This was the Bobby Petrino season in Atlanta, though this was the Falcons' first game after Petrino had abruptly resigned to take the head job at the University of Arkansas. This was also Atlanta's first season without Michael Vick and the team's QB trio of Joey Harrington, Byron Leftwich and Chris Redman left a lot to be desired. Redman got the start in this one and completed just four of 15 passes for 34 yards; in fact, the first player to catch a Redman pass in the game was Ronde Barber, who returned his first-quarter pick 29 yards for a touchdown. As is often the case in lopsided blowouts, the winning team managed to score in a variety of ways, and Tampa Bay had a 14-3 lead before the offense had even gained 15 yards. Barber scoring on an interception was nothing new, but the Bucs' second touchdown came in a way the team had never seen before: Micheal Spurlock's 90-yard return of a Michael Koenen kickoff was the first kickoff return touchdown in franchise history. The offense did eventually contribute, even if it didn't really need to, with Earnest Graham, Michael Bennett and Michael Pittman combining for 192 rushing yards. Graham scored once on the ground, tight end Anthony Becht caught a short touchdown pass from Jeff Garcia and kicker Matt Bryant made all three of his field goals. The victory proved essential for the Buccaneers, who would lose their final two games but still get a Wild Card berth at 9-7.
6. Nov. 21, 2004: Tampa Bay 35, San Francisco 3
Since the Buccaneers demolished the 49ers, 31-6, in the Divisional Round of the 2002 playoffs, the series between the two teams has taken a sharp turn towards Blowoutville. Including that game and the eight meetings since, seven of the nine games has been won by a margin of 17 points or more. The Bucs have wins of 25, 32, 21 and 17 points in that stretch, while San Francisco has countered with victories of 17, 45 and 19 points. For Tampa Bay, the biggest blowout came in 2004, a rough season that only had a few highlights. This may have been the best of those, as Tampa Bay's defense absolutely strangled Tim Rattay and the 49ers right from the start.

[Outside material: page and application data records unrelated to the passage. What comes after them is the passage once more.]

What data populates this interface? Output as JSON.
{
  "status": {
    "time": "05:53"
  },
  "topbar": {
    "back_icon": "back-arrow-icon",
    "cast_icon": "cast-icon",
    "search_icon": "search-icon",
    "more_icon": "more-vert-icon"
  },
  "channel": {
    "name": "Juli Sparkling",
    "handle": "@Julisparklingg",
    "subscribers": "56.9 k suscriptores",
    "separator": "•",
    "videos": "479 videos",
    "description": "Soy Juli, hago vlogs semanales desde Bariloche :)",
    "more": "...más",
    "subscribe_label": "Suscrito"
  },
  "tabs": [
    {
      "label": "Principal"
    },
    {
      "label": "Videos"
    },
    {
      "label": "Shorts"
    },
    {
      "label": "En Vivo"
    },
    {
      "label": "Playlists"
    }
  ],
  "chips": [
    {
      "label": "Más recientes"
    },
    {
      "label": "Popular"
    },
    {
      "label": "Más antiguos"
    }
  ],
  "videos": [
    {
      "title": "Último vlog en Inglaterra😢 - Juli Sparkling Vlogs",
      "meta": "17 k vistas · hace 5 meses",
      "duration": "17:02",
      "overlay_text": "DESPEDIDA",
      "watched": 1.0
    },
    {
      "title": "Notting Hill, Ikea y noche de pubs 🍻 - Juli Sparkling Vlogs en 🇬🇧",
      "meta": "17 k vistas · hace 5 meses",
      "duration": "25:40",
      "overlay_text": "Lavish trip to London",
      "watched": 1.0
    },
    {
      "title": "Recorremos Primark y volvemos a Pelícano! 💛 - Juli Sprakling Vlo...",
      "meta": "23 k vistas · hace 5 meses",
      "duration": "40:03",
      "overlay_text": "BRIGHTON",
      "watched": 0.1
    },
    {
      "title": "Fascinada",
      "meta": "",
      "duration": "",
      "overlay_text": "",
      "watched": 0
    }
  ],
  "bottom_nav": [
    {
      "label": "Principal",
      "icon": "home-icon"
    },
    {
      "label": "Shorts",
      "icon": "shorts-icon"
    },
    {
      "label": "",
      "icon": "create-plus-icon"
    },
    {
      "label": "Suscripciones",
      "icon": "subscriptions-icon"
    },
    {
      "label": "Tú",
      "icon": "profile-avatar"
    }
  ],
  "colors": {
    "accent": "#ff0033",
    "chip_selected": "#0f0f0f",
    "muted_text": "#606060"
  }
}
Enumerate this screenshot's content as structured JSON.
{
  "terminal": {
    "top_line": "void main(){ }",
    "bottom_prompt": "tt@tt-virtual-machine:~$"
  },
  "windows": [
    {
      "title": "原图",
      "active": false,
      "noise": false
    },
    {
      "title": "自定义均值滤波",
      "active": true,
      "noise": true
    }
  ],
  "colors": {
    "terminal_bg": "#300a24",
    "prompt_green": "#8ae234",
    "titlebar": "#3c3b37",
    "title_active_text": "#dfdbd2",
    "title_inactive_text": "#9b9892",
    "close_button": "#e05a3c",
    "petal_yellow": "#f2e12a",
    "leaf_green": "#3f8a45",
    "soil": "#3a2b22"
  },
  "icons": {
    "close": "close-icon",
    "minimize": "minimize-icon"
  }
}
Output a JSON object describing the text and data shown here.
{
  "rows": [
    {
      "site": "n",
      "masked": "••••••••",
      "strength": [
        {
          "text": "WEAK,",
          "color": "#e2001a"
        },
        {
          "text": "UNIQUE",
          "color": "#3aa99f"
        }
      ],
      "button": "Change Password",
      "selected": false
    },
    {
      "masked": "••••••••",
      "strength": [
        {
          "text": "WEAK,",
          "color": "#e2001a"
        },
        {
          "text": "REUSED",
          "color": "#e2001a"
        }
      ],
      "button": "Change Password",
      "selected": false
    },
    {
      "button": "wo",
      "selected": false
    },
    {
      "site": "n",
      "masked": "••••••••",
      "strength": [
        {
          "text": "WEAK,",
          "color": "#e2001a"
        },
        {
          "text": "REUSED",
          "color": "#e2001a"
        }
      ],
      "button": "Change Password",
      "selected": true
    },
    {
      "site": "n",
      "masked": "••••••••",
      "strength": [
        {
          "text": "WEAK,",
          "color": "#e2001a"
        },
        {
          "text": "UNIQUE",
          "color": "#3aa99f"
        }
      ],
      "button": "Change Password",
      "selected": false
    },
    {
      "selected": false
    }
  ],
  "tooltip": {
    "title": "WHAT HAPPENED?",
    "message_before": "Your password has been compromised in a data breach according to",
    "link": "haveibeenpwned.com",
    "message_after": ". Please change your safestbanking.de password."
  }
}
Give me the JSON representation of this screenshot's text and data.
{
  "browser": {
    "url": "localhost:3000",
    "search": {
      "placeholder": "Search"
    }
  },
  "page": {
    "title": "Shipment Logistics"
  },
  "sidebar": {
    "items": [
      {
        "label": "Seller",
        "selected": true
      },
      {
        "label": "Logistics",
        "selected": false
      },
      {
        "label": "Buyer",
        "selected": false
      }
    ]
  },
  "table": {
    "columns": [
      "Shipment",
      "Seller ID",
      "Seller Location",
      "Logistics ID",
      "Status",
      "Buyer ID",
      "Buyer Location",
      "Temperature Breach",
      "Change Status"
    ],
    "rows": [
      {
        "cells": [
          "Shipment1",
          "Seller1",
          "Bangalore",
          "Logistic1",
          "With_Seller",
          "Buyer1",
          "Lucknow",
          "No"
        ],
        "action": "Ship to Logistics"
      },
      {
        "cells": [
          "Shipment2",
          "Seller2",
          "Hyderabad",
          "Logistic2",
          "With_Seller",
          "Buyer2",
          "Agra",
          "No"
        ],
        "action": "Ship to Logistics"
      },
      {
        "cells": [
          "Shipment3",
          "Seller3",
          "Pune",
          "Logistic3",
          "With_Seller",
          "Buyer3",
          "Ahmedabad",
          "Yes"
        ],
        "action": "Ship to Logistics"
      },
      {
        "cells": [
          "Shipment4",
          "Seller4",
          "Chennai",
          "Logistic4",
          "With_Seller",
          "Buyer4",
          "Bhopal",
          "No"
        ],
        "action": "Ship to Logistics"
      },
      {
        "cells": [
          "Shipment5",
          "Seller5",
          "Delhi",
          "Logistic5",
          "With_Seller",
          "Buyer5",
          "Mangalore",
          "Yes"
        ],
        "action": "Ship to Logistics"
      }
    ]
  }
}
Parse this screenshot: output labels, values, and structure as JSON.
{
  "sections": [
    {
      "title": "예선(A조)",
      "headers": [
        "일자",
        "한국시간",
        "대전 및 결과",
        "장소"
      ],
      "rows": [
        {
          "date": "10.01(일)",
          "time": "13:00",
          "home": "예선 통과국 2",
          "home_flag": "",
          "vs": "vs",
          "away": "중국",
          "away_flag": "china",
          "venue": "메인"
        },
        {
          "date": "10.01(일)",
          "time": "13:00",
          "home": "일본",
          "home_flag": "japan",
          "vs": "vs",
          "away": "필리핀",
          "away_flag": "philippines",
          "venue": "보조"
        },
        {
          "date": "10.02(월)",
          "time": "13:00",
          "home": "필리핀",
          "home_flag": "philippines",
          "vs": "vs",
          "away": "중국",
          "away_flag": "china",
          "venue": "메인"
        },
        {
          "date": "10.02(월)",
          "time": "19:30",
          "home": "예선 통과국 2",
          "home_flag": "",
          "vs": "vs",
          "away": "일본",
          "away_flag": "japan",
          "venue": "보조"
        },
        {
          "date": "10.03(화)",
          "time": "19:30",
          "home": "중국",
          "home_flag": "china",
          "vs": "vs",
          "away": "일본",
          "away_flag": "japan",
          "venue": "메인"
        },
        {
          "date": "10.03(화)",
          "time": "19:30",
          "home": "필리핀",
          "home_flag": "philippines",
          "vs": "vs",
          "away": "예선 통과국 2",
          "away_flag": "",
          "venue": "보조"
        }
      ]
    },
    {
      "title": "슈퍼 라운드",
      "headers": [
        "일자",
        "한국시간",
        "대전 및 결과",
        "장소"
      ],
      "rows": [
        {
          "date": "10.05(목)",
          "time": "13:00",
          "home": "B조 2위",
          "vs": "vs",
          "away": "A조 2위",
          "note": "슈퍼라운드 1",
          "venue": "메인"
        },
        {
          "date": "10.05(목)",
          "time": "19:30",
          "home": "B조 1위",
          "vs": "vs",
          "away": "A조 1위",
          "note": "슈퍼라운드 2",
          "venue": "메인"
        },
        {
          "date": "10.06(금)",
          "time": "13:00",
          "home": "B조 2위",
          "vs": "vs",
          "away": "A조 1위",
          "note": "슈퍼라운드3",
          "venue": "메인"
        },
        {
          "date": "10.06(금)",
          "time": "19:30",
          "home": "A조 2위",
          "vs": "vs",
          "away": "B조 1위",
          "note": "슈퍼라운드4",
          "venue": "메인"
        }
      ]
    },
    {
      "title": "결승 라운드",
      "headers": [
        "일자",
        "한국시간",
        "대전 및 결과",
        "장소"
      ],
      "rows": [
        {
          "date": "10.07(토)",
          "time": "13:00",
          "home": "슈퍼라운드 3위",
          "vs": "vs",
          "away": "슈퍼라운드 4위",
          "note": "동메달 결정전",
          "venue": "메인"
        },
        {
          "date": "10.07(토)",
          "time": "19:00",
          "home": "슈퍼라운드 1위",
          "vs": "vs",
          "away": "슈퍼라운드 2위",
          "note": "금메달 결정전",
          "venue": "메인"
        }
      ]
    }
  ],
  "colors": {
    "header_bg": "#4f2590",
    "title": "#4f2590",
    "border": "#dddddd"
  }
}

San Francisco's offense did not generate a single first down in its first five possessions and had a meager 26 yards and 1.2 yards per play by halftime. Meanwhile, the Buccaneers had 239 yards by the break and Brian Griese threw two touchdown passes to Joe Jurevicius to help his team to a 21-0 lead. A Derrick Brooks sack forced a Rattay fumble early in the first period and Chartic Darby recovered to set up a one-play touchdown drive on Michael Pittman's 14-yard run. Brian Griese's two first-half interceptions, one in the 49ers' end zone, kept the game from getting completely out of hand and the 49ers' offense was a little better in the second half, but Pittman scored again in the third quarter and Torrie Cox put this game into the 30-point blowout category by returning an interception 55 yards for a touchdown in the fourth quarter.